"We print photos, logos, ads, brands and illustrations on chocolate for promotional items, advertising specialties, business cards, you name it," says Irina Movsisyan, the company founder. "And we print them on gourmet Belgian chocolate - either milk, dark or white."
Suddenly a thousand words seem a little much for a picture. We can think of a less verbose way to show appreciation for a portrait on dark chocolate.
This isn't the first time chocolate's been used to add cavity-inducing sweetness to something that conventionally isn't eaten (which doesn't mean it shouldn't be).
OMG OMG. We are so on board Catholic Mobile. There's no hold queue for prayer, is there?
Merci to Bill at Make the Logo Bigger. "Make your phone ... 100% Catholic too." It really doesn't get any better than that.
Give us a rosary with built-in white earbuds and we'll be set. Set.
If you can find a character and a compelling story to endears your brand to the target audience, more power to you. The soul of Ronald McDonald smiles down.
Apparently Dave the Slave was a slave potter from the 1800s who learned to read and write in secret. You can get some of his signed -- or in some lucky cases, poetry-inscribed -- pottery at Mud Sweat and Tears.
What a way to brand. If he actually existed, he doubtless took up the catchy moniker to make himself more marketable to Web 2.0-savvy internet consumers who flock to cutesy names like Twitter and Joost. Or if we're talking icons, Ronald McDonald and Geico Gecko.
We could use a heart-rending illustration, though. What's a brand representative without a face?
We love it when people take an old standby and try dabbling in some trend-setting necromancy.
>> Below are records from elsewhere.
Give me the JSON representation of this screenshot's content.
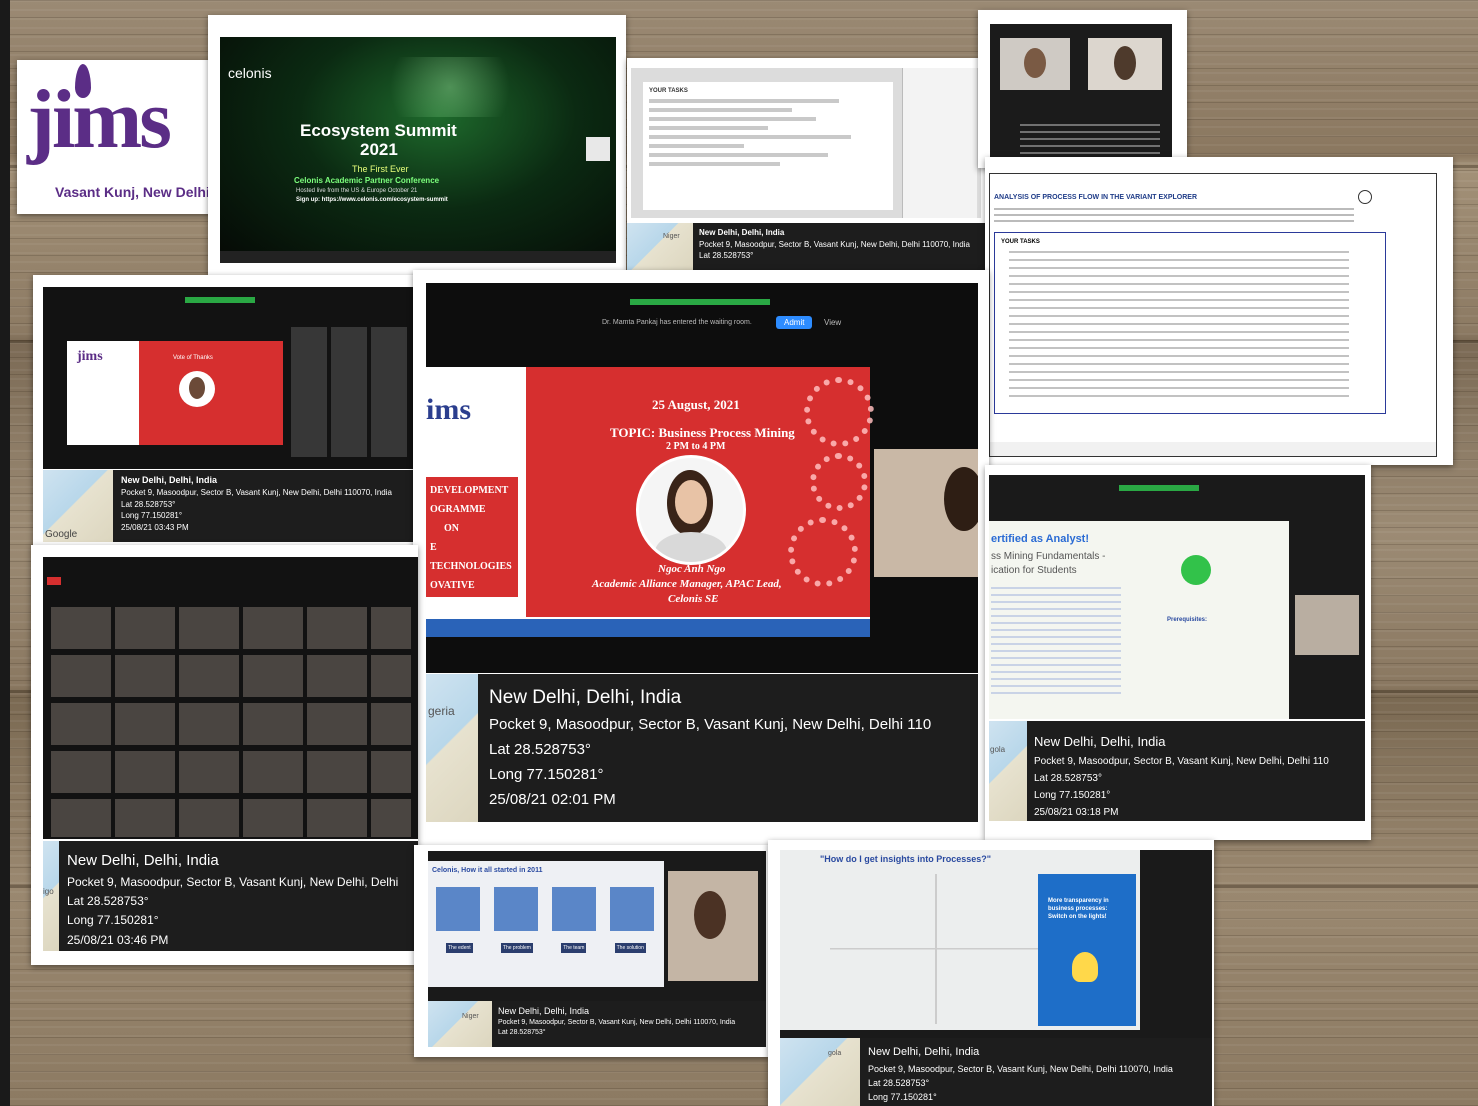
{
  "logo": {
    "text": "jims",
    "subtitle": "Vasant Kunj, New Delhi",
    "brand_color": "#5b2d86"
  },
  "summit": {
    "brand": "celonis",
    "title_line1": "Ecosystem Summit",
    "title_line2": "2021",
    "tagline": "The First Ever",
    "subtitle": "Celonis Academic Partner Conference",
    "line_small": "Hosted live from the US & Europe October 21",
    "signup": "Sign up: https://www.celonis.com/ecosystem-summit"
  },
  "geotags": [
    {
      "city": "New Delhi, Delhi, India",
      "address": "Pocket 9, Masoodpur, Sector B, Vasant Kunj, New Delhi, Delhi 110070, India",
      "lat": "Lat 28.528753°",
      "long": "",
      "date": "",
      "map_label": "Niger"
    },
    {
      "city": "New Delhi, Delhi, India",
      "address": "Pocket 9, Masoodpur, Sector B, Vasant Kunj, New Delhi, Delhi 110070, India",
      "lat": "Lat 28.528753°",
      "long": "Long 77.150281°",
      "date": "25/08/21 03:43 PM",
      "map_label": "Niger"
    },
    {
      "city": "New Delhi, Delhi, India",
      "address": "Pocket 9, Masoodpur, Sector B, Vasant Kunj, New Delhi, Delhi 110",
      "lat": "Lat 28.528753°",
      "long": "Long 77.150281°",
      "date": "25/08/21 02:01 PM",
      "map_label": "geria"
    },
    {
      "city": "New Delhi, Delhi, India",
      "address": "Pocket 9, Masoodpur, Sector B, Vasant Kunj, New Delhi, Delhi 110",
      "lat": "Lat 28.528753°",
      "long": "Long 77.150281°",
      "date": "25/08/21 03:18 PM",
      "map_label": "gola"
    },
    {
      "city": "New Delhi, Delhi, India",
      "address": "Pocket 9, Masoodpur, Sector B, Vasant Kunj, New Delhi, Delhi",
      "lat": "Lat 28.528753°",
      "long": "Long 77.150281°",
      "date": "25/08/21 03:46 PM",
      "map_label": "igo"
    },
    {
      "city": "New Delhi, Delhi, India",
      "address": "Pocket 9, Masoodpur, Sector B, Vasant Kunj, New Delhi, Delhi 110070, India",
      "lat": "Lat 28.528753°",
      "long": "",
      "date": "",
      "map_label": "Niger"
    },
    {
      "city": "New Delhi, Delhi, India",
      "address": "Pocket 9, Masoodpur, Sector B, Vasant Kunj, New Delhi, Delhi 110070, India",
      "lat": "Lat 28.528753°",
      "long": "Long 77.150281°",
      "date": "",
      "map_label": "gola"
    }
  ],
  "center_slide": {
    "date": "25 August, 2021",
    "topic": "TOPIC: Business Process Mining",
    "time": "2 PM to 4 PM",
    "left_text": [
      "DEVELOPMENT",
      "OGRAMME",
      "ON",
      "E TECHNOLOGIES",
      "OVATIVE SOLUTIONS"
    ],
    "speaker_name": "Ngoc Anh Ngo",
    "speaker_role": "Academic Alliance Manager, APAC Lead,",
    "speaker_org": "Celonis SE",
    "logo_fragment": "ims",
    "admit_button": "Admit",
    "view_button": "View",
    "waiting_note": "Dr. Mamta Pankaj has entered the waiting room."
  },
  "left_slide": {
    "logo": "jims",
    "thanks": "Vote of Thanks"
  },
  "analysis_doc": {
    "heading": "ANALYSIS OF PROCESS FLOW IN THE VARIANT EXPLORER",
    "tasks_label": "YOUR TASKS"
  },
  "small_doc": {
    "tasks_label": "YOUR TASKS"
  },
  "analyst_slide": {
    "title": "ertified as Analyst!",
    "sub1": "ss Mining Fundamentals -",
    "sub2": "ication for Students",
    "prereq": "Prerequisites:"
  },
  "story_slide": {
    "title": "Celonis, How it all started in 2011",
    "labels": [
      "The edent",
      "The problem",
      "The team",
      "The solution"
    ]
  },
  "insights_slide": {
    "title": "\"How do I get insights into Processes?\"",
    "blue_text": "More transparency in business processes: Switch on the lights!"
  },
  "map_credit": "Google",
  "colors": {
    "slide_red": "#d62f2f",
    "geo_bg": "#0f0f0f",
    "zoom_green": "#2aa844",
    "insight_blue": "#1e6ec8",
    "doc_heading": "#1f3c88"
  }
}
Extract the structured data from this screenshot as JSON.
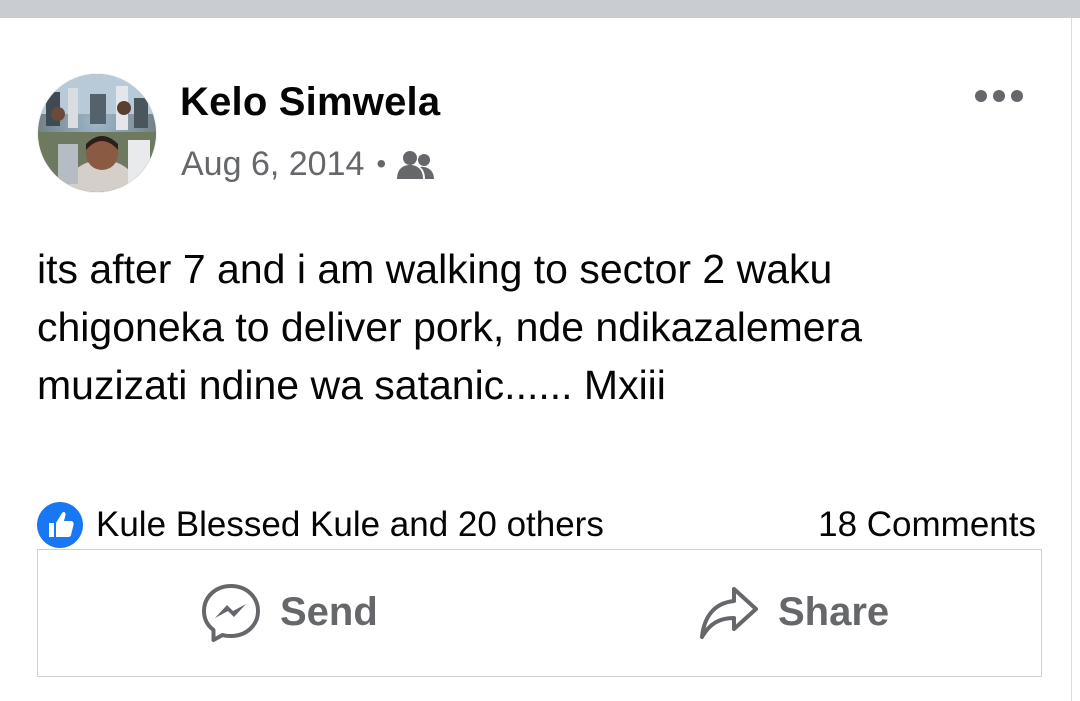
{
  "post": {
    "author_name": "Kelo Simwela",
    "date": "Aug 6, 2014",
    "separator": "•",
    "audience_icon": "friends-icon",
    "body_text": "its after 7 and i am walking to sector 2 waku\nchigoneka to deliver pork, nde ndikazalemera\nmuzizati ndine wa satanic...... Mxiii",
    "reactions_text": "Kule Blessed Kule and 20 others",
    "comments_text": "18 Comments"
  },
  "actions": {
    "send_label": "Send",
    "share_label": "Share"
  },
  "colors": {
    "like_blue": "#1877f2",
    "secondary_text": "#65676b",
    "primary_text": "#050505",
    "top_bar": "#c9ccd1"
  }
}
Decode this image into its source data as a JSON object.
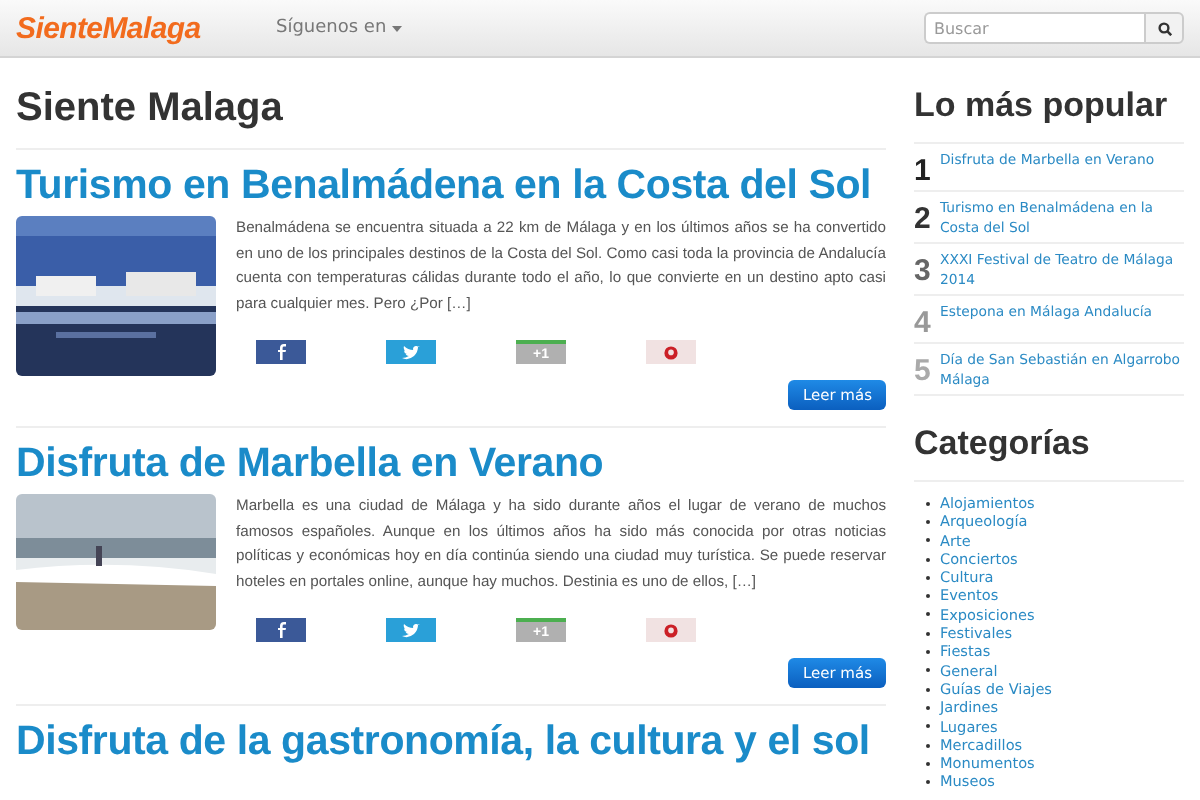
{
  "navbar": {
    "logo": "SienteMalaga",
    "menu": "Síguenos en",
    "search": {
      "placeholder": "Buscar"
    }
  },
  "page_title": "Siente Malaga",
  "articles": [
    {
      "title": "Turismo en Benalmádena en la Costa del Sol",
      "excerpt": "Benalmádena se encuentra situada a 22 km de Málaga y en los últimos años se ha convertido en uno de los principales destinos de la Costa del Sol.  Como casi toda la provincia de Andalucía cuenta con temperaturas cálidas durante todo el año, lo que convierte en un destino apto casi para cualquier mes. Pero ¿Por […]",
      "share": [
        {
          "kind": "facebook"
        },
        {
          "kind": "twitter"
        },
        {
          "kind": "gplus",
          "label": "+1"
        },
        {
          "kind": "pinterest"
        }
      ],
      "button": "Leer más"
    },
    {
      "title": "Disfruta de Marbella en Verano",
      "excerpt": "Marbella es una ciudad de Málaga y ha sido durante años el lugar de verano de muchos famosos españoles. Aunque en los últimos años ha sido más conocida por otras noticias políticas y económicas hoy en día continúa siendo una ciudad muy turística. Se puede reservar hoteles en portales online, aunque hay muchos. Destinia es uno de ellos, […]",
      "share": [
        {
          "kind": "facebook"
        },
        {
          "kind": "twitter"
        },
        {
          "kind": "gplus",
          "label": "+1"
        },
        {
          "kind": "pinterest"
        }
      ],
      "button": "Leer más"
    },
    {
      "title": "Disfruta de la gastronomía, la cultura y el sol"
    }
  ],
  "sidebar": {
    "popular_title": "Lo más popular",
    "popular": [
      {
        "rank": "1",
        "title": "Disfruta de Marbella en Verano"
      },
      {
        "rank": "2",
        "title": "Turismo en Benalmádena en la Costa del Sol"
      },
      {
        "rank": "3",
        "title": "XXXI Festival de Teatro de Málaga 2014"
      },
      {
        "rank": "4",
        "title": "Estepona en Málaga Andalucía"
      },
      {
        "rank": "5",
        "title": "Día de San Sebastián en Algarrobo Málaga"
      }
    ],
    "categories_title": "Categorías",
    "categories": [
      "Alojamientos",
      "Arqueología",
      "Arte",
      "Conciertos",
      "Cultura",
      "Eventos",
      "Exposiciones",
      "Festivales",
      "Fiestas",
      "General",
      "Guías de Viajes",
      "Jardines",
      "Lugares",
      "Mercadillos",
      "Monumentos",
      "Museos"
    ]
  }
}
Macaroni and cheese, which only devolved into Easy Mac as time went on, is now Supermac for Chelsea inhabitants in the know. Alongside plain-jane mac and cheese you can get French Onion, Lobster Thermidor or Mykanos-style mac.
And of course you have the option of partaking with or without breadcrumbs and whole-wheat pasta.
What we've got here is a burgeoning industry where a killing can be made transforming old-school foods with natural oils, whole wheat and occasionally seaweed (use your best judgment). Somebody needs to get to work on Top Ramen.
Adhurl brings our attention to Ruby, The Body Shop's attempt to cash in on the real beauty hype. In addition to the pear-shaped doll, the website purveys tips on self-esteem and being an all-around better person instead of just a skinnier one. Because we all know where that path leads.
We dig the idea of perpetuating an equal-opportunity beauty myth. We just don't think chubbier dolls are the answer. When we were kids, this isn't stuff we thought about.
We played with dolls because dolls were awesome. We didn't care if they were Amazonian like the short-lived Maxi or small as Polly Pocket. We didn't even care that most were blonde; once we hit a certain age we cut all the hair off anyway. And forget Barbie for a minute - is anybody checking up on the psychological repurcussions of Glo Worms or Teletubbies?
In much the same way they've set out to revolutionize TV, HBO turned a portion of their New York lobby into an uber gift shop of cinematic proportions. With the help of Gensler and Imaginary Forces the aim is not merely for the consumer to buy shit but to immerse the consumer in a magical mystical sitcom universe. Check out the storefront, and a sliver of the Sopranos, Sex and the City and Rome sections.
That stuff's all nice but we'd really like to see a special space for Oz. Come on, HBO. We can have Italian mobsters and neurotic 40-somethings any day. Where's our prison universe?